2 Free Issues and 3 Free Gifts!
Full Name:
Address 1:
Address 2:
Zip Code:
Email: (required)
If I like it and decide to continue, I'll pay just $12.00, and receive a full one-year subscription (9 issues in all), a 73% savings off the newsstand price! If for any reason I decide not to continue, I'll write "cancel" on the invoice and owe nothing.
Your subscription includes 3 FREE downloadable booklets.
Or click here to pay now and get 2 extra issues
Offer valid in US only.

Backpacker Magazine – April 2000

The Smokies: Backwoods-Style

Here's your insider's guide to The Great Smokies, probably the epitome of a true backpacker's national park.

by: Michele Morris

History You Can Touch

Nostalgia hangs in the Smokies air like a moonshiner's ghost. In fact, the park harbors 135 known cemeteries within its boundaries. Their weathered gravestones bear the names of mountain folk who once lived in shacks and log cabins that stood on the pre-park land. Look closely and you may see the crumbling remains among the tulip poplars.

More than any other park, Great Smoky Mountains National Park was formed from heavily logged hardscrabble land. In fact, Congress officially designated the national park in 1926 largely to save the remaining uncut forests, which had shrunk to a mere 20 percent of the original scope of virgin woodlands. After designation, the real work began to raise the money needed to buy the land. All told, about half of the necessary funds came from the states of North Carolina and Tennessee through appropriations and citizen donations, with the other half-$5 million-materializing as a gift from the Laura Spellman Rockefeller memorial fund.

But the land didn't come easily. After a prolonged struggle fraught with in-fighting, accusations of pork-barreling, land condemnations, and unforeseen property value increases, some 6,600 tracts of land were purchased from 1,200 landowners and finally deeded to the federal government in 1934.

On Memorial Day each year, park officials invite the descendants of these southern Appalachian hill people to come and remember their loved ones. When the spirit moves you, visit the graveyards and homesteads along any of these backcountry routes:

  • Bone Valley Trail: This route includes a side trip to Hall Cabin, the most remote historic structure in the park (c. late 1870s), as well as the Hall cemetery.

  • Caldwell Fork Trail: Most commonly accessed from the Cataloochee Campground and ranger station in the eastern end of the park, this trail is best hiked in winter when horse traffic is nonexistent and the mud is frozen. It passes by Union soldier graves and historic sites of a school, blacksmith shop, and farmstead.

  • Old Settler's Trail: Hiking Trails of the Smokies describes this 15.9-mile trail just east of Gatlinburg as offering "more traces of nineteenth- and early twentieth-century mountain community life than anyplace else in the park," now reduced to mostly stone chimneys and rock walls.
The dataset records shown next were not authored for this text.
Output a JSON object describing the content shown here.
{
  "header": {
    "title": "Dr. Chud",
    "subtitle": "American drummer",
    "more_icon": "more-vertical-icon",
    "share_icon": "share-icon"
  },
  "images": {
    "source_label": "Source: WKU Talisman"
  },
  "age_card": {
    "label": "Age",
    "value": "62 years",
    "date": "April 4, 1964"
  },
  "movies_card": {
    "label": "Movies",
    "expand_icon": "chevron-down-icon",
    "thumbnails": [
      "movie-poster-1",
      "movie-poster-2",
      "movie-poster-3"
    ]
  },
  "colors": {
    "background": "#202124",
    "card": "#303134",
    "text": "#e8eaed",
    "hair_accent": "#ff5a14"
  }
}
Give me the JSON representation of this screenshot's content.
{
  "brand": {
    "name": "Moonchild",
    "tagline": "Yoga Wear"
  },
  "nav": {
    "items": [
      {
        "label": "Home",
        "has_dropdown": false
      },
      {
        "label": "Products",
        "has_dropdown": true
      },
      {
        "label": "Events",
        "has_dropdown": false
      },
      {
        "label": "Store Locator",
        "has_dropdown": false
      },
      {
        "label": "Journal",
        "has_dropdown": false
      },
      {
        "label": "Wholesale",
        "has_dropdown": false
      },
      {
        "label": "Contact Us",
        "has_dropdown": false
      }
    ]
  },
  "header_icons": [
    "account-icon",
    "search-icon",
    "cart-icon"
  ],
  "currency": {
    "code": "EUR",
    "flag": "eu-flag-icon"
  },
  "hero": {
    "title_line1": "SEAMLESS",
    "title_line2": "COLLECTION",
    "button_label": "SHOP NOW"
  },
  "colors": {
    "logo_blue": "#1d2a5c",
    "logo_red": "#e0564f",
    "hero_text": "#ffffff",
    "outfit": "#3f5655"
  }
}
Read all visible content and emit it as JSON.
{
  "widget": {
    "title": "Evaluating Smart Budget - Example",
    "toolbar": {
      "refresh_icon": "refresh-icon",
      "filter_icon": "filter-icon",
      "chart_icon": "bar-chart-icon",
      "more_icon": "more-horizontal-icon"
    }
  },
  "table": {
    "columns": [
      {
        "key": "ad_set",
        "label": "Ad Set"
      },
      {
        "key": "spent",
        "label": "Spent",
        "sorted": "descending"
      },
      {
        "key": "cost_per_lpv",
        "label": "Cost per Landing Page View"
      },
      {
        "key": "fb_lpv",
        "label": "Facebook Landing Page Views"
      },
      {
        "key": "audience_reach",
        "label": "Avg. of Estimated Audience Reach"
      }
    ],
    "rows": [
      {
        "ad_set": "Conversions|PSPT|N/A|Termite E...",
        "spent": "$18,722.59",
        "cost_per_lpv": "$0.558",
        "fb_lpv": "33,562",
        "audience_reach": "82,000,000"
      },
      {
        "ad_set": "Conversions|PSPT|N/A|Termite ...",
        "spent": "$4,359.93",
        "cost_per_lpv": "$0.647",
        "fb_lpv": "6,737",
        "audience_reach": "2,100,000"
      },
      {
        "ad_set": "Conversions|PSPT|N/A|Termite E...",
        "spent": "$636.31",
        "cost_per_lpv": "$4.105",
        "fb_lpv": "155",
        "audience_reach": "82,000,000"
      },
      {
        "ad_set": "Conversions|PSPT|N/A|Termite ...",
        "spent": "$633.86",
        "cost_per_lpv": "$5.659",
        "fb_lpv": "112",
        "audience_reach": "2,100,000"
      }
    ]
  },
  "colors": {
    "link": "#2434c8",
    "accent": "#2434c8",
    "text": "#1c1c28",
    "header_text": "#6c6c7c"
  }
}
    Subscribe to Backpacker magazine
    Sign up for our free weekly e-newsletter
    Address 1:
    Address 2:
    Email (req):

    Reader Rating: -

    Your rating:
    Your Name:


    My Profile Join Now

    Most recent threads

    Rocky Mountains
    TR: Southern Gore Range
    Posted On: Jul 22, 2014
    Submitted By: Lamebeaver
    Trailhead Register
    The Death of backpacking? (Essay)
    Posted On: Jul 22, 2014
    Submitted By: GoBlueHiker
    View all Gear
    Find a retailer

    Special sections - Expert handbooks for key trails, techniques and gear

    Check out Montana in Warren Miller's Ticket to Ride
    Warren Miller athletes charge hard and reflect on Big Sky country, their love for this space and the immense energy allotted to the people who reside in Montana.

    Boost Your Apps
    Add powerful tools and exclusive maps to your BACKPACKER apps through our partnership with Trimble Outdoors.

    Carry the Best Maps
    With BACKPACKER PRO Maps, get life-list destinations and local trips on adventure-ready waterproof myTopo paper.

    FREE Rocky Mountain Trip Planner
    Sign up for a free Rocky Mountain National Park trip planning kit from our sister site

    Follow BackpackerMag on Twitter Follow Backpacker on Facebook
    Get 2 FREE Trial Issues and 3 FREE GIFTS
    Survival Skills 101 • Eat Better
    The Best Trails in America
    YES! Please send me my FREE trial issues of Backpacker
    and my 3 FREE downloadable booklets.
    Full Name:
    Address 1:
    Zip Code:
    Address 2:
    Email (required):
    Free trial offer valid for US subscribers only. Canadian subscriptions | International subscriptions